**Your assignment:**
Filter this data down to the lines that hold "Productos", and copy them.
========
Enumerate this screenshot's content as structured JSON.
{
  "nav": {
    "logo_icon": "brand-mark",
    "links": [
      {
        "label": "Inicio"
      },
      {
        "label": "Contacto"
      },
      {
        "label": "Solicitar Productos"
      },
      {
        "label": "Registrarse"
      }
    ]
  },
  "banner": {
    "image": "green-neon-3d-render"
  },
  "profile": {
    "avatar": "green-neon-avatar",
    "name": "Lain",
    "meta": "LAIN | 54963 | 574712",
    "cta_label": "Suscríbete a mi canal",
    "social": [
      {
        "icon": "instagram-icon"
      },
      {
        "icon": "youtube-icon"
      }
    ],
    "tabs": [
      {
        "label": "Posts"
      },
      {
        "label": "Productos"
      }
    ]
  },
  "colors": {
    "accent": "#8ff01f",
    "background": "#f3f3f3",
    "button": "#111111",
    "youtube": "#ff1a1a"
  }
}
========
**Task result:**
        "label": "Solicitar Productos"
        "label": "Productos"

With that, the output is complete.